Data records:
○ ○ ○ ○ ○
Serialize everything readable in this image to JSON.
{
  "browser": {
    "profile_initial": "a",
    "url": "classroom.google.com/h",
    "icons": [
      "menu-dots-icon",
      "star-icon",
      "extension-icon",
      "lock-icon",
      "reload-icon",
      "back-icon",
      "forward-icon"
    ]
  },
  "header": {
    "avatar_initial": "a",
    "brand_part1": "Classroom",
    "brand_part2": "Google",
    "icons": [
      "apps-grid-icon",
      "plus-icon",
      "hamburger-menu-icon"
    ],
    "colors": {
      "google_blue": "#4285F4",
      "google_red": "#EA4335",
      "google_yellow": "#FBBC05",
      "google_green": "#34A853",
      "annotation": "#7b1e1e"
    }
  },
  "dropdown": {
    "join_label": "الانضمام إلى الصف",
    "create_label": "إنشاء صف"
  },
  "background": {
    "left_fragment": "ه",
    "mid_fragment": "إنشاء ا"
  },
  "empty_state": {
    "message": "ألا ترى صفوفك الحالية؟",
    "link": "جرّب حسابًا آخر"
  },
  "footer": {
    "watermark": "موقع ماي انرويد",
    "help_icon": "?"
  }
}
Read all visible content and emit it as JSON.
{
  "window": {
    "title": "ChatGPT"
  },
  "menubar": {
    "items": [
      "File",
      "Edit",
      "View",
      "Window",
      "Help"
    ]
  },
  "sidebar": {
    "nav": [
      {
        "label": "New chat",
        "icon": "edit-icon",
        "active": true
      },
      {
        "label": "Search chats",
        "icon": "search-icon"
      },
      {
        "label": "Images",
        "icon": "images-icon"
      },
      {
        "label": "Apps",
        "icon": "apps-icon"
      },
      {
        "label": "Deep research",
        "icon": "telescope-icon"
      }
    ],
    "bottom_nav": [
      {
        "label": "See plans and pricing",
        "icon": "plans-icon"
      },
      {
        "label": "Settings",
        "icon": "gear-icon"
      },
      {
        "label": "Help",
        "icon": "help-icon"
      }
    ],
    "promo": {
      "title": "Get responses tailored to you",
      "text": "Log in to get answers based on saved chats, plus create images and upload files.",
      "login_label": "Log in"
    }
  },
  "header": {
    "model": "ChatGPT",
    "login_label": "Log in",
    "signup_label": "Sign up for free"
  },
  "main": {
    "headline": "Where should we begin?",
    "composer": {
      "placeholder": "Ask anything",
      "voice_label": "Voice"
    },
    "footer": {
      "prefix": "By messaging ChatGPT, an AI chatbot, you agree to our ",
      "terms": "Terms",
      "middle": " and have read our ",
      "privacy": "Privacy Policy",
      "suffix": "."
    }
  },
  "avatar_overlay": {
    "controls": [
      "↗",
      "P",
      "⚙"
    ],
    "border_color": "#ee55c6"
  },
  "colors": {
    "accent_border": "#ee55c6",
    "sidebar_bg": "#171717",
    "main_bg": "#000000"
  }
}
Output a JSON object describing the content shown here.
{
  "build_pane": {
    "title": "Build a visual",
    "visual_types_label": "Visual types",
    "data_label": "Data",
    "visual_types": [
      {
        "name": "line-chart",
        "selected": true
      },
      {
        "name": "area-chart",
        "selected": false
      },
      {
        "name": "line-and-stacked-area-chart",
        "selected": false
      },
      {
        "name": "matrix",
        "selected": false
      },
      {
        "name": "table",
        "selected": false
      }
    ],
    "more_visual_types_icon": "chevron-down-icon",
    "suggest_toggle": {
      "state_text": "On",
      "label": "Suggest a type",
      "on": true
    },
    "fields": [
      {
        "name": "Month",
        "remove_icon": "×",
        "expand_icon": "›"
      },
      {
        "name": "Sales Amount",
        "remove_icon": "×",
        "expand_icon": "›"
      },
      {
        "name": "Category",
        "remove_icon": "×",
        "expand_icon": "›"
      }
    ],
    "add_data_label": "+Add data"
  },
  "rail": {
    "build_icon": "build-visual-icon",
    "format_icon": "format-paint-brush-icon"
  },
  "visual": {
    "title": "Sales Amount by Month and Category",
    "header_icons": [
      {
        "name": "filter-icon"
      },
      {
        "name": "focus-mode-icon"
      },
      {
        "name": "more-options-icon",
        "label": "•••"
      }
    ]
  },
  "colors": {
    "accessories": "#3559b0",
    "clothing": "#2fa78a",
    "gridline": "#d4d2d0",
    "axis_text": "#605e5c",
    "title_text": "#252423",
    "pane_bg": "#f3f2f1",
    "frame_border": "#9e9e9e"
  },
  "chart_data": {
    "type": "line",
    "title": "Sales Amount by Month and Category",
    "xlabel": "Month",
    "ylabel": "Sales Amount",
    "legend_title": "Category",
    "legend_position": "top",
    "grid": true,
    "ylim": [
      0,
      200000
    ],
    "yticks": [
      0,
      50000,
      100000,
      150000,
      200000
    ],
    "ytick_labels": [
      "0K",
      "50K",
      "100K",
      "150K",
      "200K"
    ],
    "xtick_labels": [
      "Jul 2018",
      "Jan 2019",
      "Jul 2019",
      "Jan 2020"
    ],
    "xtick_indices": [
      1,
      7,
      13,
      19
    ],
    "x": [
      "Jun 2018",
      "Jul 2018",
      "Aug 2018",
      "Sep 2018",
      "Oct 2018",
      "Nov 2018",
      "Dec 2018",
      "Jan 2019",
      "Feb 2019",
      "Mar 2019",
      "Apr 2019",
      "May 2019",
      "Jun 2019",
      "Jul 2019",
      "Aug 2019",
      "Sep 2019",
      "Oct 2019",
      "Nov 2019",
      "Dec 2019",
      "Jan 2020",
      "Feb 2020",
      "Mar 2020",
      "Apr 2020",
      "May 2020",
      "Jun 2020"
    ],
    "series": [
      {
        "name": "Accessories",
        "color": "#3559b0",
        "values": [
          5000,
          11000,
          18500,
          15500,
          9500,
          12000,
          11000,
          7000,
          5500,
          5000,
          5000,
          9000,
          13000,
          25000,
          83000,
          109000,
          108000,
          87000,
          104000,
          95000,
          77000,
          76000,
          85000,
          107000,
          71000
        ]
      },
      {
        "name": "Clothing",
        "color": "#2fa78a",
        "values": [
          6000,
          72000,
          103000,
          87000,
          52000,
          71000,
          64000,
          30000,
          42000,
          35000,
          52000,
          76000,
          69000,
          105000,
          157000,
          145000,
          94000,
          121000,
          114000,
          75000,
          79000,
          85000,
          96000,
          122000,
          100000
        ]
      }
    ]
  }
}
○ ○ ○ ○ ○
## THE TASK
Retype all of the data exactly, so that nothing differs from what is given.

## RESULT BELOW
Serialize everything readable in this image to JSON.
{
  "browser": {
    "profile_initial": "a",
    "url": "classroom.google.com/h",
    "icons": [
      "menu-dots-icon",
      "star-icon",
      "extension-icon",
      "lock-icon",
      "reload-icon",
      "back-icon",
      "forward-icon"
    ]
  },
  "header": {
    "avatar_initial": "a",
    "brand_part1": "Classroom",
    "brand_part2": "Google",
    "icons": [
      "apps-grid-icon",
      "plus-icon",
      "hamburger-menu-icon"
    ],
    "colors": {
      "google_blue": "#4285F4",
      "google_red": "#EA4335",
      "google_yellow": "#FBBC05",
      "google_green": "#34A853",
      "annotation": "#7b1e1e"
    }
  },
  "dropdown": {
    "join_label": "الانضمام إلى الصف",
    "create_label": "إنشاء صف"
  },
  "background": {
    "left_fragment": "ه",
    "mid_fragment": "إنشاء ا"
  },
  "empty_state": {
    "message": "ألا ترى صفوفك الحالية؟",
    "link": "جرّب حسابًا آخر"
  },
  "footer": {
    "watermark": "موقع ماي انرويد",
    "help_icon": "?"
  }
}
Read all visible content and emit it as JSON.
{
  "window": {
    "title": "ChatGPT"
  },
  "menubar": {
    "items": [
      "File",
      "Edit",
      "View",
      "Window",
      "Help"
    ]
  },
  "sidebar": {
    "nav": [
      {
        "label": "New chat",
        "icon": "edit-icon",
        "active": true
      },
      {
        "label": "Search chats",
        "icon": "search-icon"
      },
      {
        "label": "Images",
        "icon": "images-icon"
      },
      {
        "label": "Apps",
        "icon": "apps-icon"
      },
      {
        "label": "Deep research",
        "icon": "telescope-icon"
      }
    ],
    "bottom_nav": [
      {
        "label": "See plans and pricing",
        "icon": "plans-icon"
      },
      {
        "label": "Settings",
        "icon": "gear-icon"
      },
      {
        "label": "Help",
        "icon": "help-icon"
      }
    ],
    "promo": {
      "title": "Get responses tailored to you",
      "text": "Log in to get answers based on saved chats, plus create images and upload files.",
      "login_label": "Log in"
    }
  },
  "header": {
    "model": "ChatGPT",
    "login_label": "Log in",
    "signup_label": "Sign up for free"
  },
  "main": {
    "headline": "Where should we begin?",
    "composer": {
      "placeholder": "Ask anything",
      "voice_label": "Voice"
    },
    "footer": {
      "prefix": "By messaging ChatGPT, an AI chatbot, you agree to our ",
      "terms": "Terms",
      "middle": " and have read our ",
      "privacy": "Privacy Policy",
      "suffix": "."
    }
  },
  "avatar_overlay": {
    "controls": [
      "↗",
      "P",
      "⚙"
    ],
    "border_color": "#ee55c6"
  },
  "colors": {
    "accent_border": "#ee55c6",
    "sidebar_bg": "#171717",
    "main_bg": "#000000"
  }
}
Output a JSON object describing the content shown here.
{
  "build_pane": {
    "title": "Build a visual",
    "visual_types_label": "Visual types",
    "data_label": "Data",
    "visual_types": [
      {
        "name": "line-chart",
        "selected": true
      },
      {
        "name": "area-chart",
        "selected": false
      },
      {
        "name": "line-and-stacked-area-chart",
        "selected": false
      },
      {
        "name": "matrix",
        "selected": false
      },
      {
        "name": "table",
        "selected": false
      }
    ],
    "more_visual_types_icon": "chevron-down-icon",
    "suggest_toggle": {
      "state_text": "On",
      "label": "Suggest a type",
      "on": true
    },
    "fields": [
      {
        "name": "Month",
        "remove_icon": "×",
        "expand_icon": "›"
      },
      {
        "name": "Sales Amount",
        "remove_icon": "×",
        "expand_icon": "›"
      },
      {
        "name": "Category",
        "remove_icon": "×",
        "expand_icon": "›"
      }
    ],
    "add_data_label": "+Add data"
  },
  "rail": {
    "build_icon": "build-visual-icon",
    "format_icon": "format-paint-brush-icon"
  },
  "visual": {
    "title": "Sales Amount by Month and Category",
    "header_icons": [
      {
        "name": "filter-icon"
      },
      {
        "name": "focus-mode-icon"
      },
      {
        "name": "more-options-icon",
        "label": "•••"
      }
    ]
  },
  "colors": {
    "accessories": "#3559b0",
    "clothing": "#2fa78a",
    "gridline": "#d4d2d0",
    "axis_text": "#605e5c",
    "title_text": "#252423",
    "pane_bg": "#f3f2f1",
    "frame_border": "#9e9e9e"
  },
  "chart_data": {
    "type": "line",
    "title": "Sales Amount by Month and Category",
    "xlabel": "Month",
    "ylabel": "Sales Amount",
    "legend_title": "Category",
    "legend_position": "top",
    "grid": true,
    "ylim": [
      0,
      200000
    ],
    "yticks": [
      0,
      50000,
      100000,
      150000,
      200000
    ],
    "ytick_labels": [
      "0K",
      "50K",
      "100K",
      "150K",
      "200K"
    ],
    "xtick_labels": [
      "Jul 2018",
      "Jan 2019",
      "Jul 2019",
      "Jan 2020"
    ],
    "xtick_indices": [
      1,
      7,
      13,
      19
    ],
    "x": [
      "Jun 2018",
      "Jul 2018",
      "Aug 2018",
      "Sep 2018",
      "Oct 2018",
      "Nov 2018",
      "Dec 2018",
      "Jan 2019",
      "Feb 2019",
      "Mar 2019",
      "Apr 2019",
      "May 2019",
      "Jun 2019",
      "Jul 2019",
      "Aug 2019",
      "Sep 2019",
      "Oct 2019",
      "Nov 2019",
      "Dec 2019",
      "Jan 2020",
      "Feb 2020",
      "Mar 2020",
      "Apr 2020",
      "May 2020",
      "Jun 2020"
    ],
    "series": [
      {
        "name": "Accessories",
        "color": "#3559b0",
        "values": [
          5000,
          11000,
          18500,
          15500,
          9500,
          12000,
          11000,
          7000,
          5500,
          5000,
          5000,
          9000,
          13000,
          25000,
          83000,
          109000,
          108000,
          87000,
          104000,
          95000,
          77000,
          76000,
          85000,
          107000,
          71000
        ]
      },
      {
        "name": "Clothing",
        "color": "#2fa78a",
        "values": [
          6000,
          72000,
          103000,
          87000,
          52000,
          71000,
          64000,
          30000,
          42000,
          35000,
          52000,
          76000,
          69000,
          105000,
          157000,
          145000,
          94000,
          121000,
          114000,
          75000,
          79000,
          85000,
          96000,
          122000,
          100000
        ]
      }
    ]
  }
}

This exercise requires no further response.